Exercise aim »
If a line in the records below contains the word "version", copy it out.

Extracted data entries »

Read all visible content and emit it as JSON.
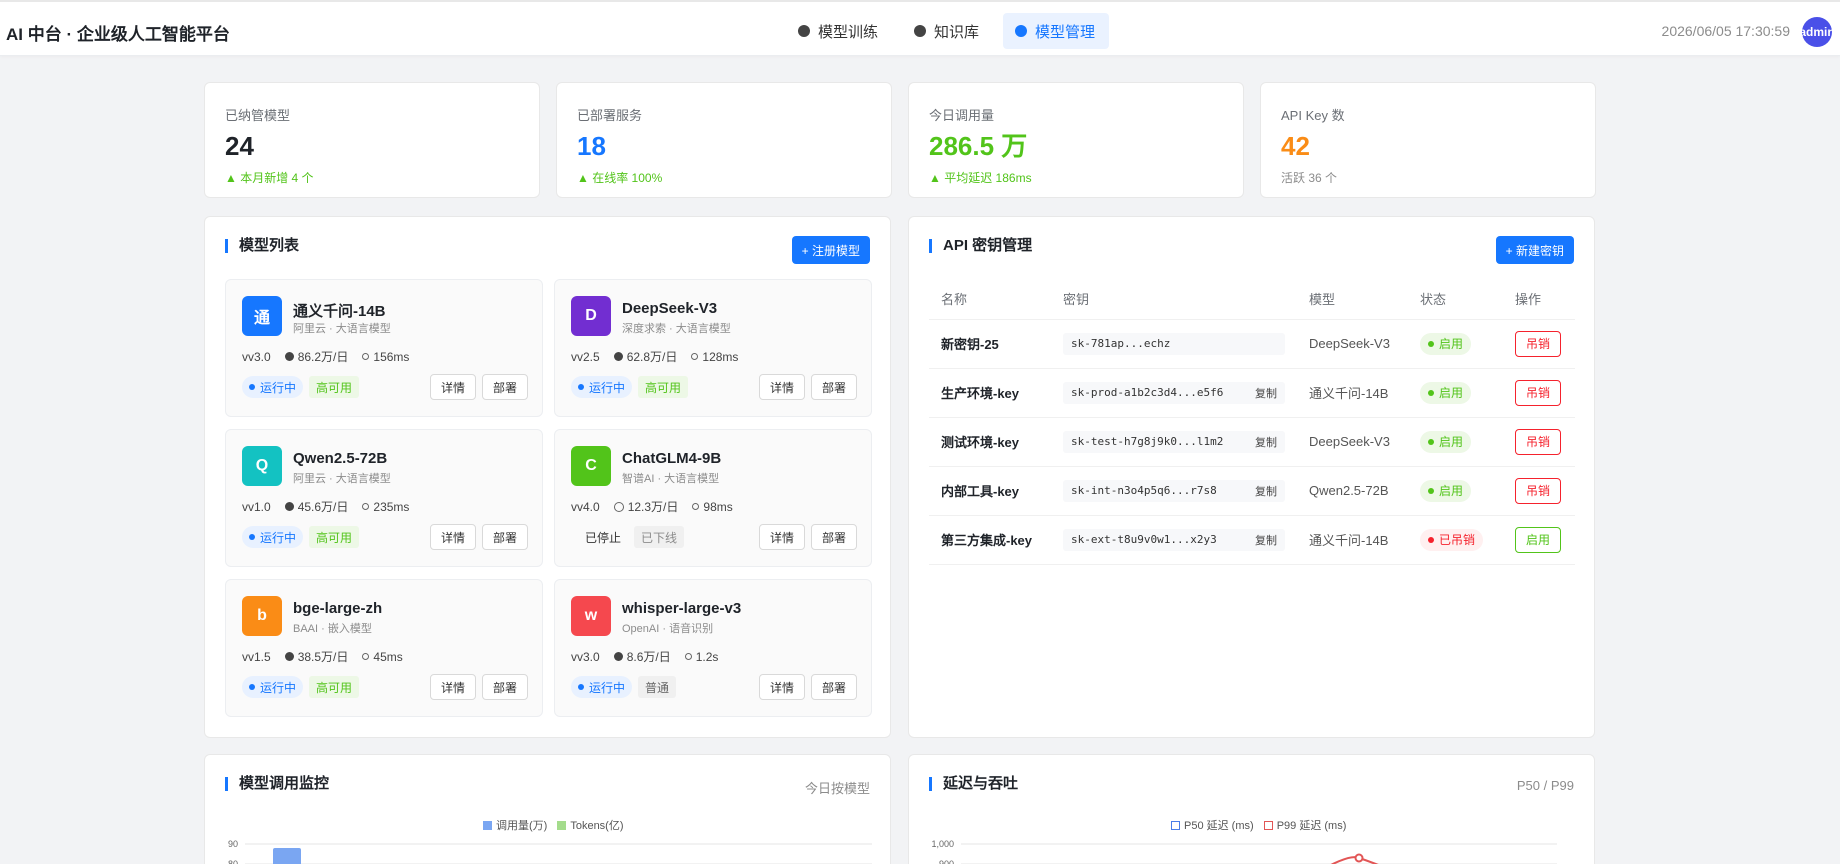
{
  "header": {
    "brand": "AI 中台 · 企业级人工智能平台",
    "nav": [
      {
        "label": "模型训练",
        "active": false
      },
      {
        "label": "知识库",
        "active": false
      },
      {
        "label": "模型管理",
        "active": true
      }
    ],
    "clock": "2026/06/05 17:30:59",
    "avatar_text": "admin"
  },
  "stats": [
    {
      "label": "已纳管模型",
      "value": "24",
      "sub": "▲ 本月新增 4 个",
      "color": "#1f2329"
    },
    {
      "label": "已部署服务",
      "value": "18",
      "sub": "▲ 在线率 100%",
      "color": "#1677ff"
    },
    {
      "label": "今日调用量",
      "value": "286.5 万",
      "sub": "▲ 平均延迟 186ms",
      "color": "#52c41a"
    },
    {
      "label": "API Key 数",
      "value": "42",
      "sub": "活跃 36 个",
      "color": "#fa8c16"
    }
  ],
  "models_panel": {
    "title": "模型列表",
    "add_button": "+ 注册模型",
    "detail_label": "详情",
    "deploy_label": "部署",
    "models": [
      {
        "initial": "通",
        "color": "#1677ff",
        "name": "通义千问-14B",
        "sub": "阿里云 · 大语言模型",
        "version": "vv3.0",
        "calls": "86.2万/日",
        "latency": "156ms",
        "status": "运行中",
        "tag": "高可用"
      },
      {
        "initial": "D",
        "color": "#722ed1",
        "name": "DeepSeek-V3",
        "sub": "深度求索 · 大语言模型",
        "version": "vv2.5",
        "calls": "62.8万/日",
        "latency": "128ms",
        "status": "运行中",
        "tag": "高可用"
      },
      {
        "initial": "Q",
        "color": "#13c2c2",
        "name": "Qwen2.5-72B",
        "sub": "阿里云 · 大语言模型",
        "version": "vv1.0",
        "calls": "45.6万/日",
        "latency": "235ms",
        "status": "运行中",
        "tag": "高可用"
      },
      {
        "initial": "C",
        "color": "#52c41a",
        "name": "ChatGLM4-9B",
        "sub": "智谱AI · 大语言模型",
        "version": "vv4.0",
        "calls": "12.3万/日",
        "latency": "98ms",
        "status": "已停止",
        "tag": "已下线"
      },
      {
        "initial": "b",
        "color": "#fa8c16",
        "name": "bge-large-zh",
        "sub": "BAAI · 嵌入模型",
        "version": "vv1.5",
        "calls": "38.5万/日",
        "latency": "45ms",
        "status": "运行中",
        "tag": "高可用"
      },
      {
        "initial": "w",
        "color": "#f5484e",
        "name": "whisper-large-v3",
        "sub": "OpenAI · 语音识别",
        "version": "vv3.0",
        "calls": "8.6万/日",
        "latency": "1.2s",
        "status": "运行中",
        "tag": "普通"
      }
    ]
  },
  "api_panel": {
    "title": "API 密钥管理",
    "add_button": "+ 新建密钥",
    "columns": [
      "名称",
      "密钥",
      "模型",
      "状态",
      "操作"
    ],
    "copy_label": "复制",
    "rows": [
      {
        "name": "新密钥-25",
        "key": "sk-781ap...echz",
        "copy": false,
        "model": "DeepSeek-V3",
        "status": "启用",
        "action": "吊销"
      },
      {
        "name": "生产环境-key",
        "key": "sk-prod-a1b2c3d4...e5f6",
        "copy": true,
        "model": "通义千问-14B",
        "status": "启用",
        "action": "吊销"
      },
      {
        "name": "测试环境-key",
        "key": "sk-test-h7g8j9k0...l1m2",
        "copy": true,
        "model": "DeepSeek-V3",
        "status": "启用",
        "action": "吊销"
      },
      {
        "name": "内部工具-key",
        "key": "sk-int-n3o4p5q6...r7s8",
        "copy": true,
        "model": "Qwen2.5-72B",
        "status": "启用",
        "action": "吊销"
      },
      {
        "name": "第三方集成-key",
        "key": "sk-ext-t8u9v0w1...x2y3",
        "copy": true,
        "model": "通义千问-14B",
        "status": "已吊销",
        "action": "启用"
      }
    ]
  },
  "monitor_panel": {
    "title": "模型调用监控",
    "hint": "今日按模型",
    "legend": [
      "调用量(万)",
      "Tokens(亿)"
    ],
    "y_ticks": [
      "90",
      "80"
    ]
  },
  "latency_panel": {
    "title": "延迟与吞吐",
    "hint": "P50 / P99",
    "legend": [
      "P50 延迟 (ms)",
      "P99 延迟 (ms)"
    ],
    "y_ticks": [
      "1,000",
      "900"
    ]
  }
}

Exercise answer »
        "version": "vv3.0",
        "version": "vv2.5",
        "version": "vv1.0",
        "version": "vv4.0",
        "version": "vv1.5",
        "version": "vv3.0",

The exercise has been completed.